▶ Exercise objective: Repeat each entry word for word.

▶ Given records:

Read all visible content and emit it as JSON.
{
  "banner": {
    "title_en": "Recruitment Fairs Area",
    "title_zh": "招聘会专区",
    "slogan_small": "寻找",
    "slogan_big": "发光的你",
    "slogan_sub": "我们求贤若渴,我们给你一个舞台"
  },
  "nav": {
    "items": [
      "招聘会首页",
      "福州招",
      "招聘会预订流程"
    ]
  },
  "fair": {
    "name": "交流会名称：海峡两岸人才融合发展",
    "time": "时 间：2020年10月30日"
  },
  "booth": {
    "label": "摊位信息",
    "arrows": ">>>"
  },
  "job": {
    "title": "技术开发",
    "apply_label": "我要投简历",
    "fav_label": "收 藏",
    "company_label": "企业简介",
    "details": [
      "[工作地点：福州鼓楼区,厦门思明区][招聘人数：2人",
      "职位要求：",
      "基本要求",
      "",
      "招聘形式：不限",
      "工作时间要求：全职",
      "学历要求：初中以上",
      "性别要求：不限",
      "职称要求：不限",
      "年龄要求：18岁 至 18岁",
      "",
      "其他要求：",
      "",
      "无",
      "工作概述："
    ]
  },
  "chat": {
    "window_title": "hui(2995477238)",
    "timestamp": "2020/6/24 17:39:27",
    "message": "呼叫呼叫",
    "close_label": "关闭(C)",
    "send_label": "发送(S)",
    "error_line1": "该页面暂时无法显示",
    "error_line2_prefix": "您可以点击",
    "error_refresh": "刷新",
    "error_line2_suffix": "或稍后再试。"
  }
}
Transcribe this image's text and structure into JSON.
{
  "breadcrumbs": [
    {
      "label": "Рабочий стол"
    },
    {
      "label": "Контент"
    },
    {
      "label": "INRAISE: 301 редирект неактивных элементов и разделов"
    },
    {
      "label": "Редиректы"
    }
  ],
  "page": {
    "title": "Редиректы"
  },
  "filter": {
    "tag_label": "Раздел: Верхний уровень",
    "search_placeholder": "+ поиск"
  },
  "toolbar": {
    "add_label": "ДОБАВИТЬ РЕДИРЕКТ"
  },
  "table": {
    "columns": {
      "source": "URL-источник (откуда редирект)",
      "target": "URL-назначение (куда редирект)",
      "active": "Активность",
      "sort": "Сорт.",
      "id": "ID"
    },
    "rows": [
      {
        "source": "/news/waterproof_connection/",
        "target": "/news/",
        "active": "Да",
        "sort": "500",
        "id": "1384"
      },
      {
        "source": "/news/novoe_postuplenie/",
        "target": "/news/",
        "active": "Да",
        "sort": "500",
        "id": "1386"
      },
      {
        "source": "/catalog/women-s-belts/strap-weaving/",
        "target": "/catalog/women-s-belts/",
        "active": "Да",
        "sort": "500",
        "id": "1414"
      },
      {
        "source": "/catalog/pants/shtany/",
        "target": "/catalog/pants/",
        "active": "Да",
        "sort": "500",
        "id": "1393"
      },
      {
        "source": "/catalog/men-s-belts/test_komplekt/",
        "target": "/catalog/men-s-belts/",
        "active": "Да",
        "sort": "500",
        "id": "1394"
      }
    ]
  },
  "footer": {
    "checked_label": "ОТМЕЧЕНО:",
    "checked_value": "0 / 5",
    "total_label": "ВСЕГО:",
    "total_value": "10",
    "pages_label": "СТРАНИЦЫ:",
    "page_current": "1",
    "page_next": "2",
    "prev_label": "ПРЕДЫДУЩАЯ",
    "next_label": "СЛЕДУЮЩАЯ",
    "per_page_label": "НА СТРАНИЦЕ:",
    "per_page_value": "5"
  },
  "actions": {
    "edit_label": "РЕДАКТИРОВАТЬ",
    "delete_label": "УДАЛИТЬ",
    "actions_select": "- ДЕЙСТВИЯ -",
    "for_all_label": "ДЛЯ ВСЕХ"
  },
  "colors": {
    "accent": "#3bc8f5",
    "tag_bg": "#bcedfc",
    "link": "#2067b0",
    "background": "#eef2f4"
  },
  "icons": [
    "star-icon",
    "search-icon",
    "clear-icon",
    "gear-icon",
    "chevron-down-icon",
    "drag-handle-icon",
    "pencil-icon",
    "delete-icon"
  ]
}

▶ Completed exercise:
Read all visible content and emit it as JSON.
{
  "banner": {
    "title_en": "Recruitment Fairs Area",
    "title_zh": "招聘会专区",
    "slogan_small": "寻找",
    "slogan_big": "发光的你",
    "slogan_sub": "我们求贤若渴,我们给你一个舞台"
  },
  "nav": {
    "items": [
      "招聘会首页",
      "福州招",
      "招聘会预订流程"
    ]
  },
  "fair": {
    "name": "交流会名称：海峡两岸人才融合发展",
    "time": "时 间：2020年10月30日"
  },
  "booth": {
    "label": "摊位信息",
    "arrows": ">>>"
  },
  "job": {
    "title": "技术开发",
    "apply_label": "我要投简历",
    "fav_label": "收 藏",
    "company_label": "企业简介",
    "details": [
      "[工作地点：福州鼓楼区,厦门思明区][招聘人数：2人",
      "职位要求：",
      "基本要求",
      "",
      "招聘形式：不限",
      "工作时间要求：全职",
      "学历要求：初中以上",
      "性别要求：不限",
      "职称要求：不限",
      "年龄要求：18岁 至 18岁",
      "",
      "其他要求：",
      "",
      "无",
      "工作概述："
    ]
  },
  "chat": {
    "window_title": "hui(2995477238)",
    "timestamp": "2020/6/24 17:39:27",
    "message": "呼叫呼叫",
    "close_label": "关闭(C)",
    "send_label": "发送(S)",
    "error_line1": "该页面暂时无法显示",
    "error_line2_prefix": "您可以点击",
    "error_refresh": "刷新",
    "error_line2_suffix": "或稍后再试。"
  }
}
Transcribe this image's text and structure into JSON.
{
  "breadcrumbs": [
    {
      "label": "Рабочий стол"
    },
    {
      "label": "Контент"
    },
    {
      "label": "INRAISE: 301 редирект неактивных элементов и разделов"
    },
    {
      "label": "Редиректы"
    }
  ],
  "page": {
    "title": "Редиректы"
  },
  "filter": {
    "tag_label": "Раздел: Верхний уровень",
    "search_placeholder": "+ поиск"
  },
  "toolbar": {
    "add_label": "ДОБАВИТЬ РЕДИРЕКТ"
  },
  "table": {
    "columns": {
      "source": "URL-источник (откуда редирект)",
      "target": "URL-назначение (куда редирект)",
      "active": "Активность",
      "sort": "Сорт.",
      "id": "ID"
    },
    "rows": [
      {
        "source": "/news/waterproof_connection/",
        "target": "/news/",
        "active": "Да",
        "sort": "500",
        "id": "1384"
      },
      {
        "source": "/news/novoe_postuplenie/",
        "target": "/news/",
        "active": "Да",
        "sort": "500",
        "id": "1386"
      },
      {
        "source": "/catalog/women-s-belts/strap-weaving/",
        "target": "/catalog/women-s-belts/",
        "active": "Да",
        "sort": "500",
        "id": "1414"
      },
      {
        "source": "/catalog/pants/shtany/",
        "target": "/catalog/pants/",
        "active": "Да",
        "sort": "500",
        "id": "1393"
      },
      {
        "source": "/catalog/men-s-belts/test_komplekt/",
        "target": "/catalog/men-s-belts/",
        "active": "Да",
        "sort": "500",
        "id": "1394"
      }
    ]
  },
  "footer": {
    "checked_label": "ОТМЕЧЕНО:",
    "checked_value": "0 / 5",
    "total_label": "ВСЕГО:",
    "total_value": "10",
    "pages_label": "СТРАНИЦЫ:",
    "page_current": "1",
    "page_next": "2",
    "prev_label": "ПРЕДЫДУЩАЯ",
    "next_label": "СЛЕДУЮЩАЯ",
    "per_page_label": "НА СТРАНИЦЕ:",
    "per_page_value": "5"
  },
  "actions": {
    "edit_label": "РЕДАКТИРОВАТЬ",
    "delete_label": "УДАЛИТЬ",
    "actions_select": "- ДЕЙСТВИЯ -",
    "for_all_label": "ДЛЯ ВСЕХ"
  },
  "colors": {
    "accent": "#3bc8f5",
    "tag_bg": "#bcedfc",
    "link": "#2067b0",
    "background": "#eef2f4"
  },
  "icons": [
    "star-icon",
    "search-icon",
    "clear-icon",
    "gear-icon",
    "chevron-down-icon",
    "drag-handle-icon",
    "pencil-icon",
    "delete-icon"
  ]
}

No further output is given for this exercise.